A new academic study argues that state age-discrimination laws didn’t help and may even have hurt older workers during and after the Great Recession. According to one possible explanation offered in the paper, strong state laws made it hard for employers to discriminate against older workers in ordinary times, creating “pent-up demand” to ditch them when the recession hit.
That is a “conjecture,” not a proven fact, authors David Neumark and Patrick Button of the University of California at Irvine concede in the April 7 issue of the Federal Reserve Bank of San Francisco Economic Letter. Neumark has written extensively about unintended consequences of various government actions, arguing that raising the minimum wage makes it hard for unskilled workers to get jobs.

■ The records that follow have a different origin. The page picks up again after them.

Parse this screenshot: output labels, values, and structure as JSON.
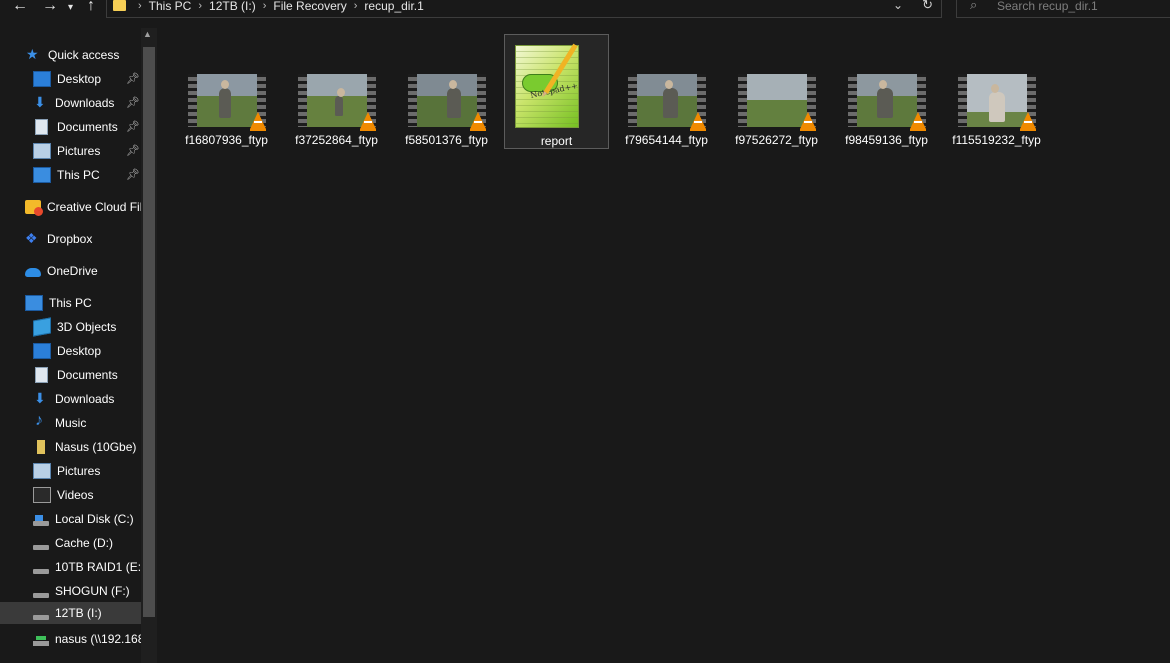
{
  "toolbar": {
    "back_icon": "back-arrow-icon",
    "forward_icon": "forward-arrow-icon",
    "recent_icon": "chevron-down-icon",
    "up_icon": "up-arrow-icon"
  },
  "address": {
    "breadcrumbs": [
      "This PC",
      "12TB (I:)",
      "File Recovery",
      "recup_dir.1"
    ],
    "separator": "›"
  },
  "search": {
    "placeholder": "Search recup_dir.1"
  },
  "nav": {
    "quick_access": [
      {
        "label": "Quick access",
        "icon": "star-icon"
      },
      {
        "label": "Desktop",
        "icon": "desktop-icon",
        "pinned": true
      },
      {
        "label": "Downloads",
        "icon": "download-icon",
        "pinned": true
      },
      {
        "label": "Documents",
        "icon": "document-icon",
        "pinned": true
      },
      {
        "label": "Pictures",
        "icon": "pictures-icon",
        "pinned": true
      },
      {
        "label": "This PC",
        "icon": "computer-icon",
        "pinned": true
      }
    ],
    "roots": [
      {
        "label": "Creative Cloud Fil",
        "icon": "creative-cloud-icon"
      },
      {
        "label": "Dropbox",
        "icon": "dropbox-icon"
      },
      {
        "label": "OneDrive",
        "icon": "onedrive-icon"
      },
      {
        "label": "This PC",
        "icon": "computer-icon"
      }
    ],
    "this_pc": [
      {
        "label": "3D Objects",
        "icon": "3d-objects-icon"
      },
      {
        "label": "Desktop",
        "icon": "desktop-icon"
      },
      {
        "label": "Documents",
        "icon": "document-icon"
      },
      {
        "label": "Downloads",
        "icon": "download-icon"
      },
      {
        "label": "Music",
        "icon": "music-icon"
      },
      {
        "label": "Nasus (10Gbe)",
        "icon": "usb-drive-icon"
      },
      {
        "label": "Pictures",
        "icon": "pictures-icon"
      },
      {
        "label": "Videos",
        "icon": "videos-icon"
      },
      {
        "label": "Local Disk (C:)",
        "icon": "system-drive-icon"
      },
      {
        "label": "Cache (D:)",
        "icon": "drive-icon"
      },
      {
        "label": "10TB RAID1 (E:)",
        "icon": "drive-icon"
      },
      {
        "label": "SHOGUN (F:)",
        "icon": "drive-icon"
      },
      {
        "label": "12TB (I:)",
        "icon": "drive-icon",
        "selected": true
      },
      {
        "label": "nasus (\\\\192.168",
        "icon": "network-drive-icon"
      }
    ]
  },
  "files": [
    {
      "name": "f16807936_ftyp",
      "type": "video"
    },
    {
      "name": "f37252864_ftyp",
      "type": "video"
    },
    {
      "name": "f58501376_ftyp",
      "type": "video"
    },
    {
      "name": "report",
      "type": "text",
      "selected": true
    },
    {
      "name": "f79654144_ftyp",
      "type": "video"
    },
    {
      "name": "f97526272_ftyp",
      "type": "video"
    },
    {
      "name": "f98459136_ftyp",
      "type": "video"
    },
    {
      "name": "f115519232_ftyp",
      "type": "video"
    }
  ],
  "colors": {
    "background": "#191919",
    "selection": "#3a3a3a",
    "accent": "#3b8fe6",
    "vlc_orange": "#f08a00"
  }
}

The truth is that it’s not even clear how much age discrimination older workers as a group suffered in the Great Recession. Neumark, an economics professor at Irvine, and Button, a Ph.D. candidate, point to data showing that the median duration of unemployment for older workers more than tripled during and after the recession, while the duration of joblessness only doubled for younger workers.
But one important statistic goes against the age-discrimination thesis. According to Bureau of Labor Statistics data, older workers were the only ones whose employment increased between the beginning of the recession in December 2007 and the beginning of 2012. For men 55 and older, the increase was 13 percent. For women it was 14 percent. In contrast, employment fell 10 percent over the period for men and women aged 35 to 44. Where’s the age discrimination?
In an e-mail response, Neumark said “nothing in the paper really lets me” judge the overall level of age discrimination. He noted that the paper focused on the differences between states with strong and weak age-discrimination laws.
There are other mysteries. Daniel Hamermesh, a labor economist at the University of Texas, said in an interview that it’s puzzling that the Irvine results were different for men and women. According to the paper, men tended to stay unemployed longer if they lived in states with stronger remedies for age discrimination, but for women it was the opposite. That seems to weaken the idea that age-discrimination laws made a difference. “It would certainly be fair to raise this as an unanswered question,” Neumark wrote in an e-mail response.
Neumark and Button conclude that strong state laws do help older workers in normal times, but weren’t much protection in the Great Recession. The pent-up-demand conjecture is that “a sharp downturn gives employers cover to engage in age discrimination.” A second conjecture is that overall unemployment was so high in the recession that the legal system couldn’t sort out what part of it might have been due to discrimination. And a third conjecture is that when demand became weak and uncertain, employers “became especially wary of hiring older workers” in states with strong discrimination proscriptions for fear of being sued if they had to lay them off.
They conclude that age-discrimination laws could be modified to “make it harder [for employers] to appeal to changes in business conditions” as a defense. “In addition,” they write, “affirmative policies that would encourage hiring of older workers might be helpful.”